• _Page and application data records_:
□ □ □ □ □

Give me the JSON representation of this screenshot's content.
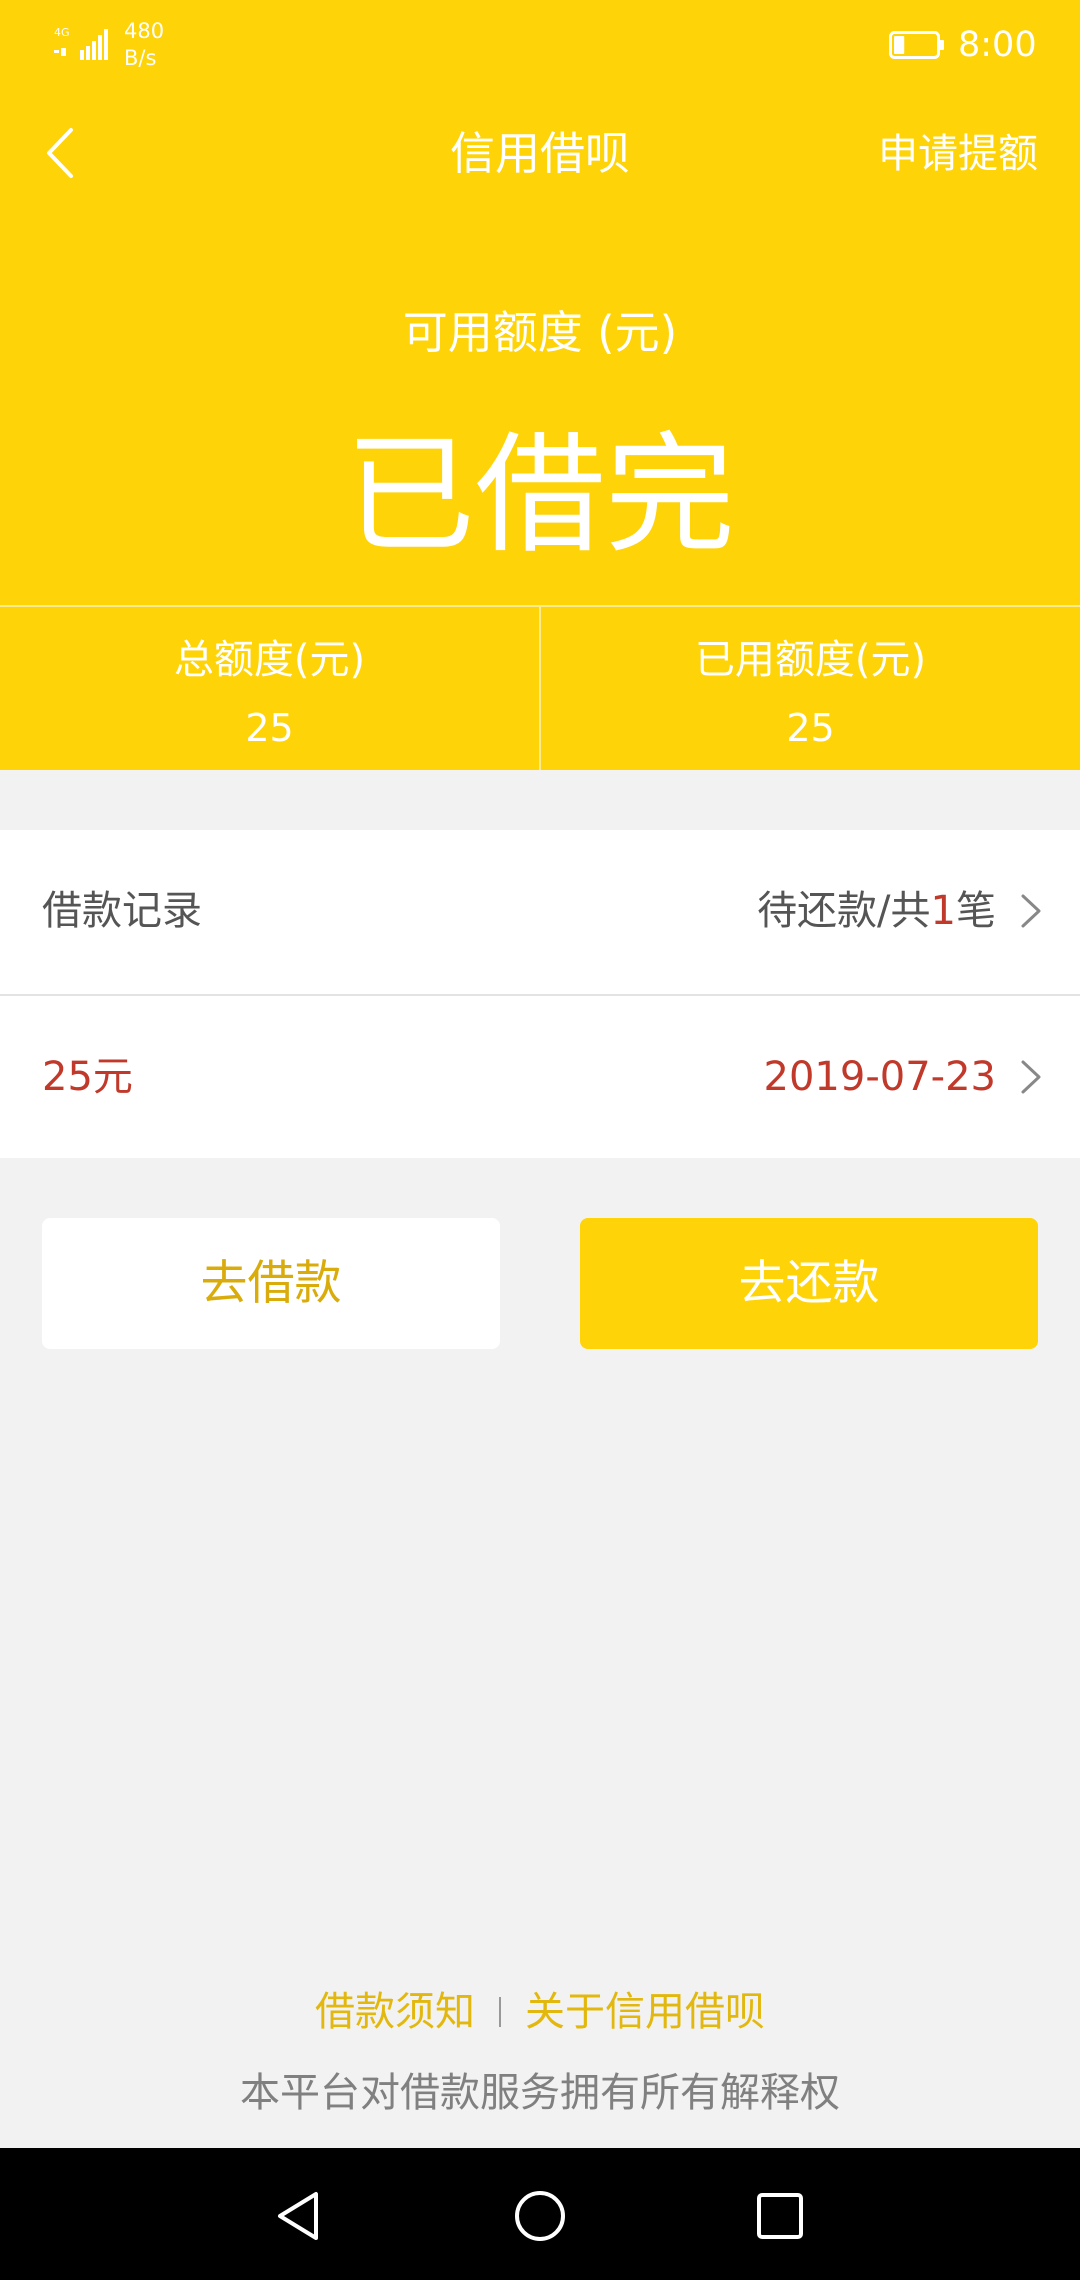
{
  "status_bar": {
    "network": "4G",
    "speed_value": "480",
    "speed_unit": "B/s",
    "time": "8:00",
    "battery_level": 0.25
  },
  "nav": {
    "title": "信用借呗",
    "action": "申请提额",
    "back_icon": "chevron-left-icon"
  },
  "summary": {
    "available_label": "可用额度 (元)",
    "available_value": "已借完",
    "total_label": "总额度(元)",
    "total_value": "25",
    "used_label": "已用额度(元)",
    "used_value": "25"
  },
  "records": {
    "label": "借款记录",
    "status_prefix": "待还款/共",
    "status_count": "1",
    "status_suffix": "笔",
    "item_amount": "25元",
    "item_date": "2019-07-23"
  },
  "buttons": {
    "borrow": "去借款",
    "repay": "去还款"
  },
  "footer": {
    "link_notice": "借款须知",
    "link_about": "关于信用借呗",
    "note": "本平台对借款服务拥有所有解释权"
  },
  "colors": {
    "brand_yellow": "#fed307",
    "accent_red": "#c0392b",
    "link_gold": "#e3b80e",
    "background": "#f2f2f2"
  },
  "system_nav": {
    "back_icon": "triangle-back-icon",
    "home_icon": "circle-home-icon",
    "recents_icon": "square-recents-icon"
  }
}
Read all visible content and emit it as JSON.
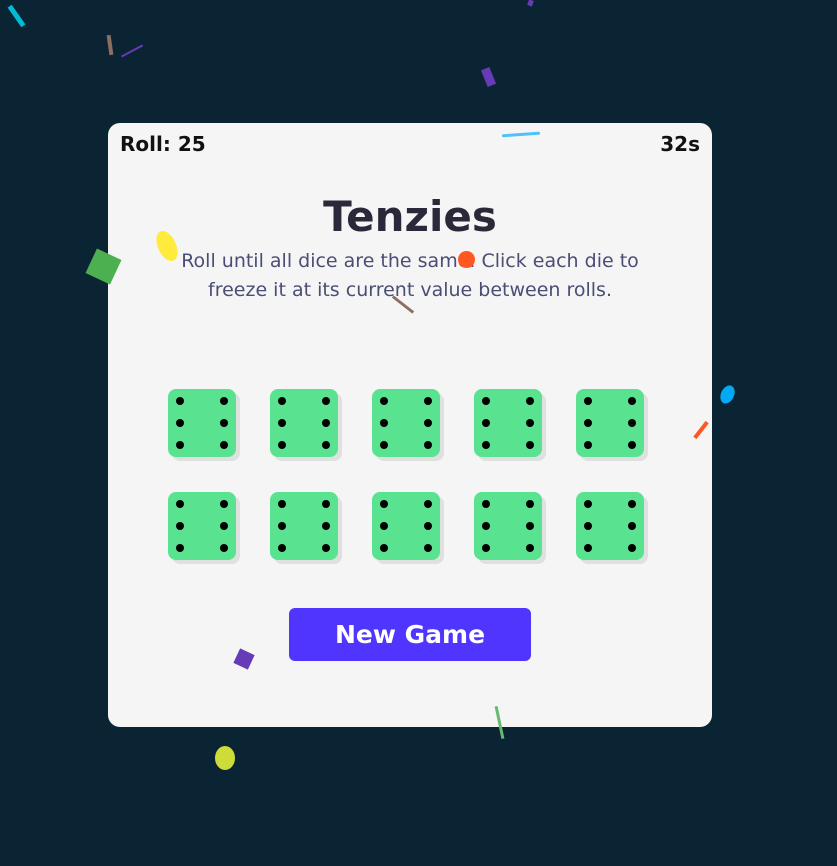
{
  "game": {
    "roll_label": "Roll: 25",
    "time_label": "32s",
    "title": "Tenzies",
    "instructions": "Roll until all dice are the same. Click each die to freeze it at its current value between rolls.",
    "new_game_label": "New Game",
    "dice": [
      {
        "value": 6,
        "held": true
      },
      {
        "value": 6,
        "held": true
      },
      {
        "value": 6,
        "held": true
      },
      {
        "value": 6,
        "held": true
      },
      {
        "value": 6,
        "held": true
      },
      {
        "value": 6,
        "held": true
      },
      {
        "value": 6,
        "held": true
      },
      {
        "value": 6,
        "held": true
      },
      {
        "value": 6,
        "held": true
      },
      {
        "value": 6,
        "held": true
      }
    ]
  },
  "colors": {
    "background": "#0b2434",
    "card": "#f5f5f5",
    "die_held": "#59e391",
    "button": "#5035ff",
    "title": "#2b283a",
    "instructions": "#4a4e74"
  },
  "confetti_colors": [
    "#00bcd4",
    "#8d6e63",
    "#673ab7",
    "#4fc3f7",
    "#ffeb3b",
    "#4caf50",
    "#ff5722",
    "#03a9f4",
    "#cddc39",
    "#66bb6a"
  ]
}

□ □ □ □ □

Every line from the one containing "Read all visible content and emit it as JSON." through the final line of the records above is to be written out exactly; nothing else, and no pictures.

Read all visible content and emit it as JSON.
{
  "game": {
    "roll_label": "Roll: 25",
    "time_label": "32s",
    "title": "Tenzies",
    "instructions": "Roll until all dice are the same. Click each die to freeze it at its current value between rolls.",
    "new_game_label": "New Game",
    "dice": [
      {
        "value": 6,
        "held": true
      },
      {
        "value": 6,
        "held": true
      },
      {
        "value": 6,
        "held": true
      },
      {
        "value": 6,
        "held": true
      },
      {
        "value": 6,
        "held": true
      },
      {
        "value": 6,
        "held": true
      },
      {
        "value": 6,
        "held": true
      },
      {
        "value": 6,
        "held": true
      },
      {
        "value": 6,
        "held": true
      },
      {
        "value": 6,
        "held": true
      }
    ]
  },
  "colors": {
    "background": "#0b2434",
    "card": "#f5f5f5",
    "die_held": "#59e391",
    "button": "#5035ff",
    "title": "#2b283a",
    "instructions": "#4a4e74"
  },
  "confetti_colors": [
    "#00bcd4",
    "#8d6e63",
    "#673ab7",
    "#4fc3f7",
    "#ffeb3b",
    "#4caf50",
    "#ff5722",
    "#03a9f4",
    "#cddc39",
    "#66bb6a"
  ]
}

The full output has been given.